For dinner, 12 Bones Smokehouse has locations in Asheville’s Erskine-Walton and Arden areas. Share a few plates to sample it all, including pulled pork and chicken plus classic Southern sides like mac and cheese and green beans.

Save room for dessert at the French Broad Chocolate Lounge, which, despite its name, is a family-friendly spot. The locally owned company also offers tours by day to live out your Willy Wonka fantasies. The lounge is the perfect spot for a post-dinner sweet treat, including cakes, brownies, cookies and ice cream.

The Baltimore Estate in Asheville, NCThe Baltimore Estate in Asheville, NC; Photo by Matthew Carston/Explore Asheville 

Take a drive along the Blue Ridge Parkway, which is easily accessible from downtown Asheville. While the parkway is too long to drive its entirety in a day, you can get a feel for its beauty going from the parkway’s visitor center near Asheville south to Pink Beds, a family-friendly hiking area with easy boardwalk trails and views of blooming wildflowers, and Graveyard Fields, where you can spot waterfalls and hunt for wild blueberries.

Give yourself plenty of time to pull off at the many overlooks for photos. Detour to the North Carolina Arboretum, located at Milepost 393 on the parkway. It was established in 1986 after being envisioned by famed landscape architect Frederick Law Olmsted almost a century before. Highlights of the 65 acres of themed gardens include a bonsai garden and one that focuses on species from Appalachia.

No trip to Asheville would be complete without a trip to the city’s most famous landmark: Biltmore Estate. Built as the second home of the Vanderbilt family, the French chateau-inspired mansion is still the largest private family home—175,000 square feet in total—in America (not to mention the location for the 1994 kid’s movie Richie Rich; watch it before your visit). It’s also a place you could easily spend the entire day exploring the home, gardens, and a village full of shops and restaurants.

Reserve a kids’ audio guide tour of the home, narrated by the Vanderbilts’ St. Bernard, to avoid the lines. And make sure to give the kids time to roam the sprawling grounds, especially the quiet trails that can be explored on foot or on horseback from the on-site stables.

The property also has a playground and offers naturalist talks about the four-legged and winged inhabitants of the Biltmore Forest.

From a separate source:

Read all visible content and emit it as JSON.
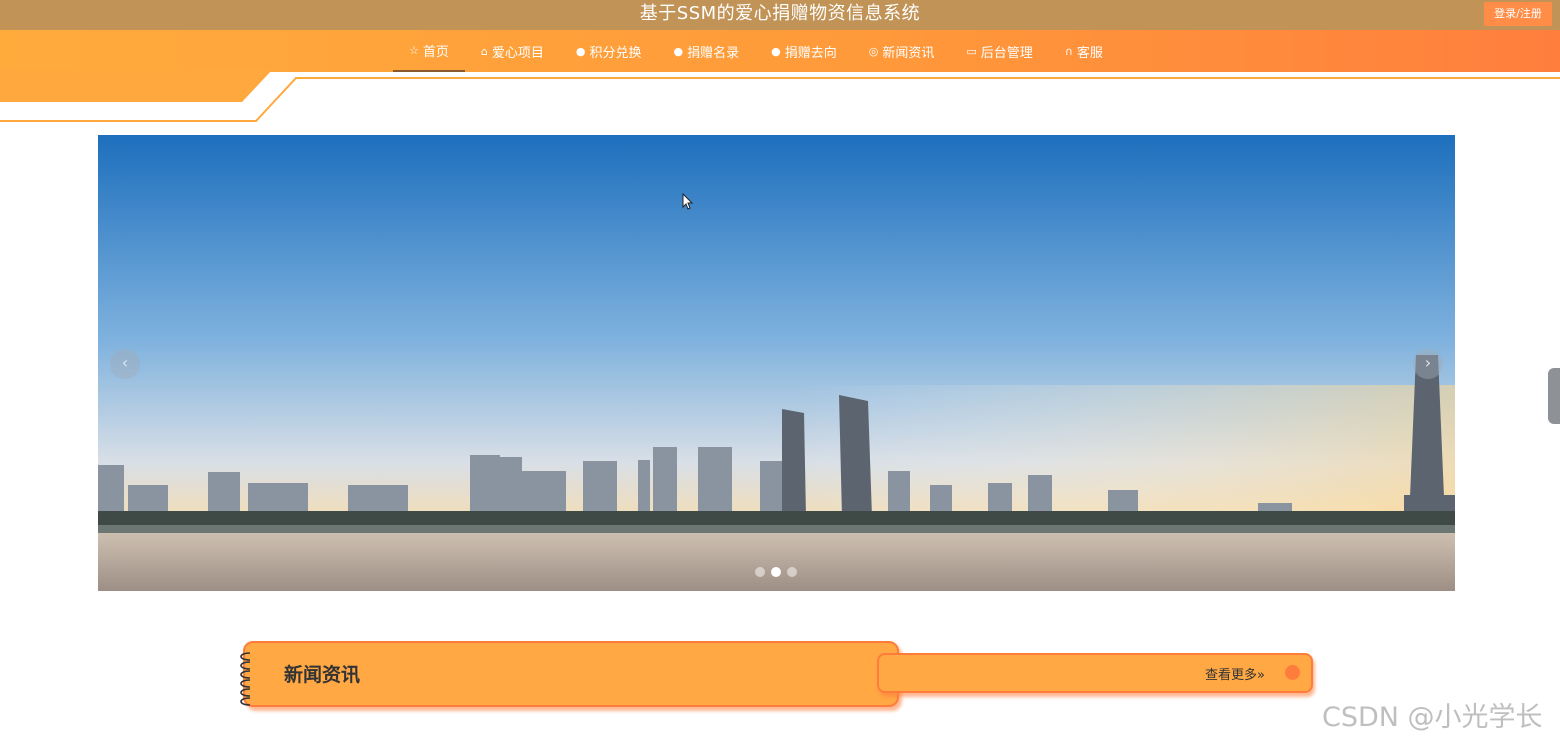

The home may have started as a testament to the Gilded Age but now welcomes all to explore. It’s just one more treasure that makes Asheville an extra-special find for families.